Rather than simply adding a propulsion system to a finished vessel design, with this approach the two are designed simultaneously. Wärtsilä also applied a holistic approach, using computational fluid dynamics and other techniques to optimise the design of the vessel. “This means we can determine the effects of interactions between the propulsion unit and the vessel itself and use the information to deliver optimal efficiency, reduced costs and emissions and maximised performance,” Mr Jackson explains.
The propulsion concept adopted for the SOV uses Wärtsilä’s patented Low Loss Concept (LLC), an energy-efficient power distribution system for electric propulsion applications that has a high level of redundancy.
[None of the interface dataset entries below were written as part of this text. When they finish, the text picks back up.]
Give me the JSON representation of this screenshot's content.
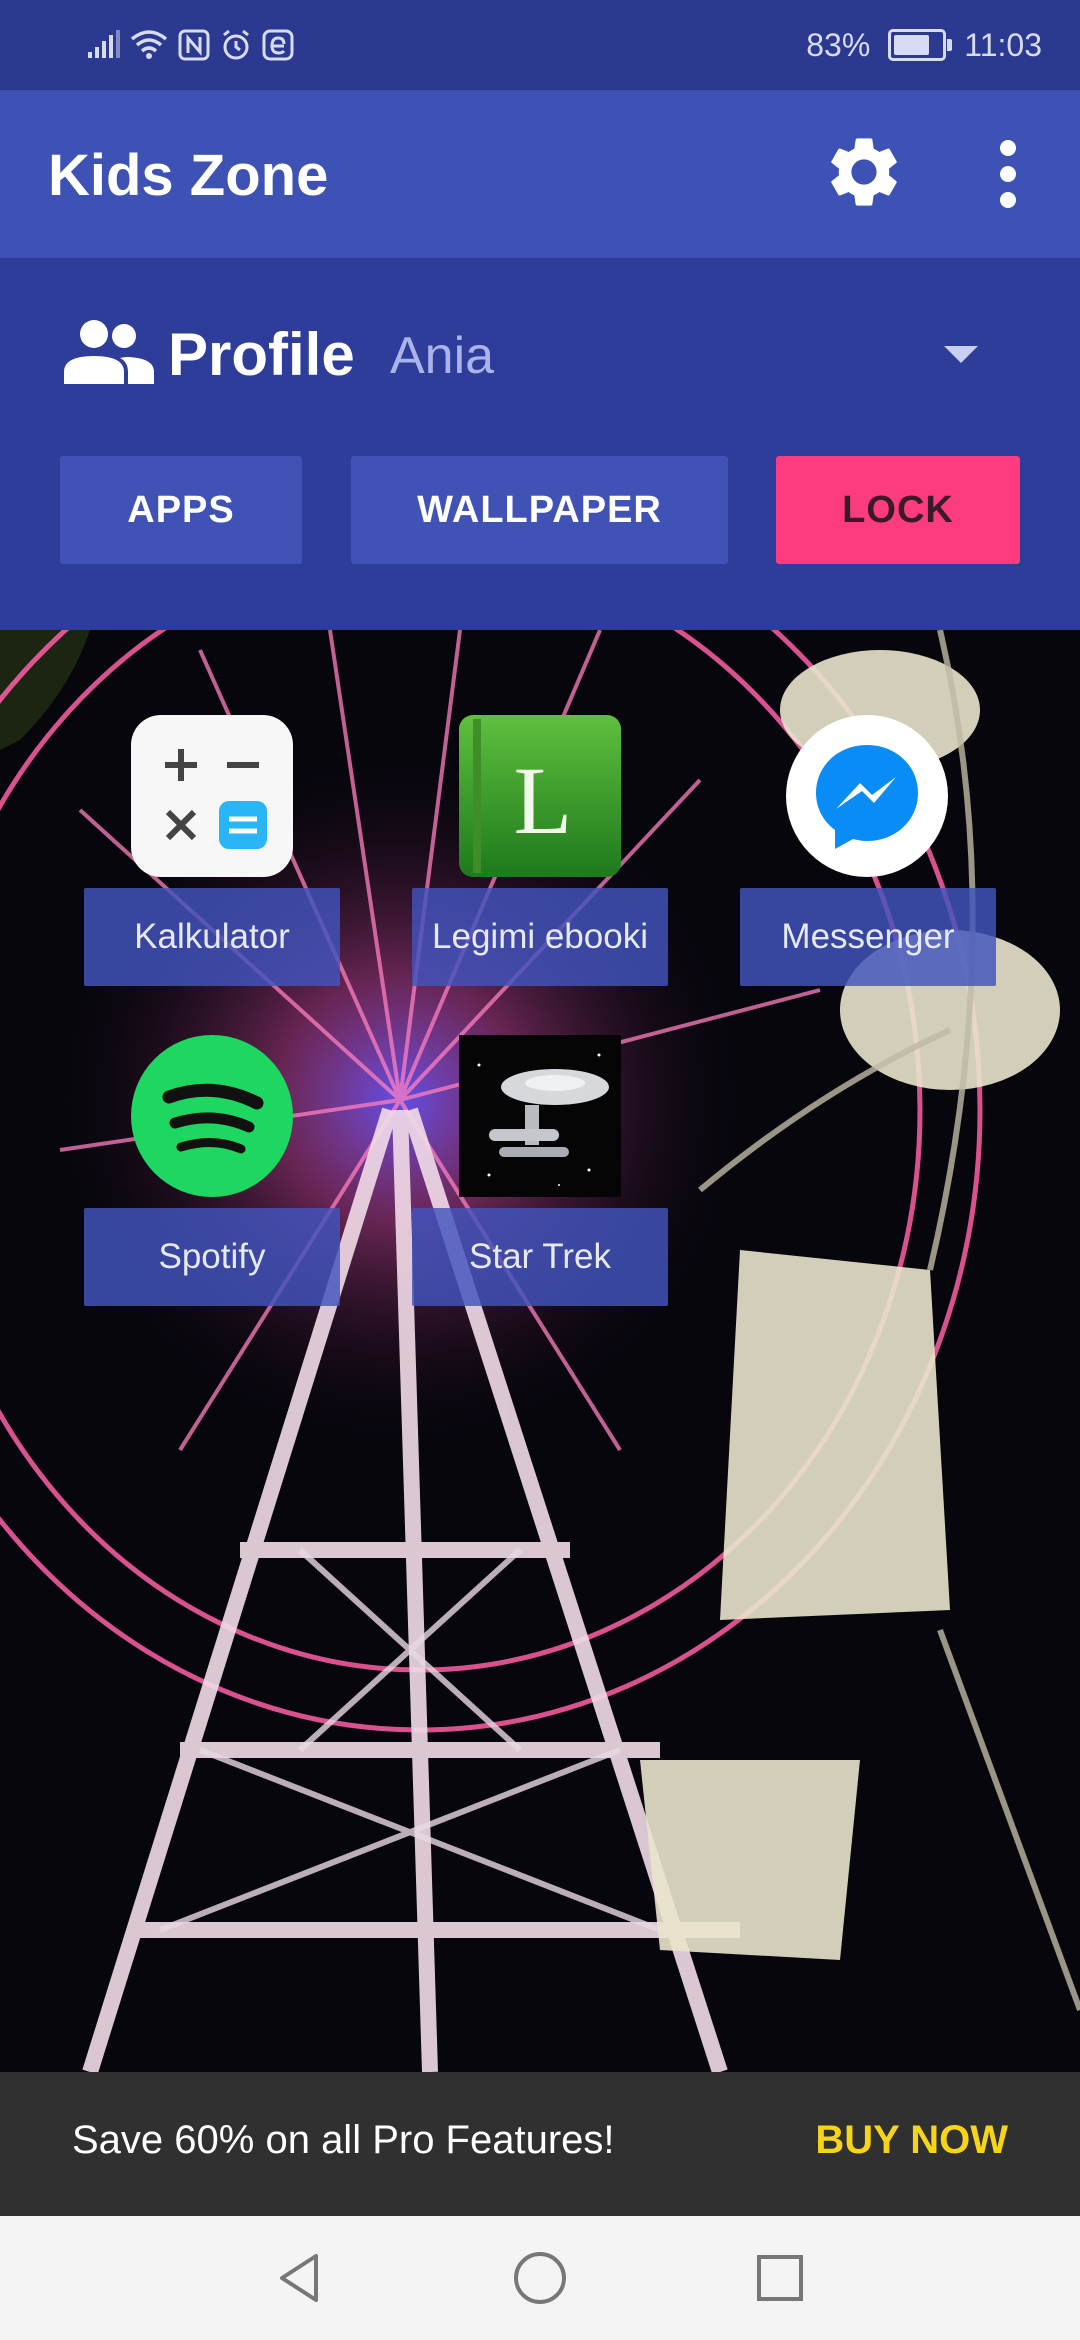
{
  "status_bar": {
    "battery_percent": "83%",
    "battery_level": 0.83,
    "time": "11:03",
    "icons": [
      "signal-icon",
      "wifi-icon",
      "nfc-icon",
      "alarm-icon",
      "e-icon"
    ]
  },
  "app_bar": {
    "title": "Kids Zone",
    "settings_icon": "gear-icon",
    "more_icon": "more-vert-icon"
  },
  "profile": {
    "label": "Profile",
    "value": "Ania",
    "icon": "people-icon"
  },
  "buttons": {
    "apps": "APPS",
    "wallpaper": "WALLPAPER",
    "lock": "LOCK"
  },
  "apps": [
    {
      "label": "Kalkulator",
      "icon": "calculator-icon"
    },
    {
      "label": "Legimi ebooki",
      "icon": "legimi-icon"
    },
    {
      "label": "Messenger",
      "icon": "messenger-icon"
    },
    {
      "label": "Spotify",
      "icon": "spotify-icon"
    },
    {
      "label": "Star Trek",
      "icon": "star-trek-icon"
    }
  ],
  "promo": {
    "text": "Save 60% on all Pro Features!",
    "action": "BUY NOW"
  },
  "nav": {
    "back_icon": "back-icon",
    "home_icon": "home-icon",
    "recents_icon": "recents-icon"
  },
  "colors": {
    "status_bar": "#2c3990",
    "app_bar": "#3e51b5",
    "profile_panel": "#2e3c9a",
    "button": "#4052b6",
    "lock_button": "#fd3b7f",
    "promo_bg": "#303030",
    "promo_action": "#f6d418"
  }
}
The design also integrates a range of Wärtsilä’s green systems and solutions, including shore-charging or ‘cold ironing’ as it is sometimes known, and a hybrid powertrain employing a containerised battery-on-board energy storage system. This allows for peak shaving, helping the vessel’s engines to run at optimal load, reducing emissions and maintenance costs. The design also includes space for the integration of potential future powerplant and fuel technology such as hydrogen fuel cells.
Two boat landings enhance the safety and efficiency of operations by providing dedicated safe-passage zones for technicians transferring to and from crew transfer vessels. Wärtsilä SmartDock, an automated system that enables consistent and repeatable docking further increases safety, improves operational performance and reduces fuel consumption and wear and tear. Owners can also benefit from Wärtsilä’s Smart Voyage Optimisation solutions to further improve fuel efficiency and safety.
To ensure safe operations in all sea conditions the multi-purpose SOV has a Wärtsilä dynamic positioning (DP) system that is fully integrated with the vessel’s propulsion system. This supports the use of the ship’s walk-to-work system, a centrally located 3D motion-compensated gangway integrated into the structure of the vessel.
The vessel’s double-decked cargo space is designed to provide ample room for technicians, lifting equipment, parts storage and palletised and containerised cargo. The latter is stored in the dedicated upper deck, which can be fitted with an optional container-handling system.
The 76-m vessel can accommodate up to 60 crew and windfarm technicians and, as Mr Jackson explains, the need for comfort, physical distancing and flexibility in terms of the accommodation layout influenced the design significantly.
“The layout reduces common areas to provide more space in individual cabins, which can be configured for double occupancy if needed. This is another way in which the design allows for greater flexibility should the vessel’s operational profile or application change in the future,” he explained.
“The design also takes into account the need for crew members to maintain a safe distance from one another in logistics and workflows during situations such as the Covid-19 pandemic.”
Once a vessel is in operation, Wärtsilä can provide ongoing support through its lifecycle solutions, which maintain and optimise marine asset performance for their entire operational lifespan. This support can include, for example, guaranteed asset performance with mutually agreed performance targets based on specific business needs.
“We can support owners of this vessel with a comprehensive operation and maintenance agreement to ensure worry-free operation and avoid unexpected surprises related to maintenance costs,” Mr Franssen says.
“The design brings together our expertise in flexible fuel strategies, propulsion, automation, navigation, dynamic positioning and systems integration in a single fit-for-purpose and cost-effective package,” Mr Franssen tells OWJ.
“Thanks to a comprehensive in-depth design process and close co-operation with key stakeholders, we have developed a design that brings operators everything they need and nothing that they don’t.”
“In addition to making it an efficient and futureproof multi-purpose SOV design, this leaner approach also enables the vessel to be built for a considerably lower cost than similar designs, without compromising on capabilities or performance,” Mr Jackson concludes.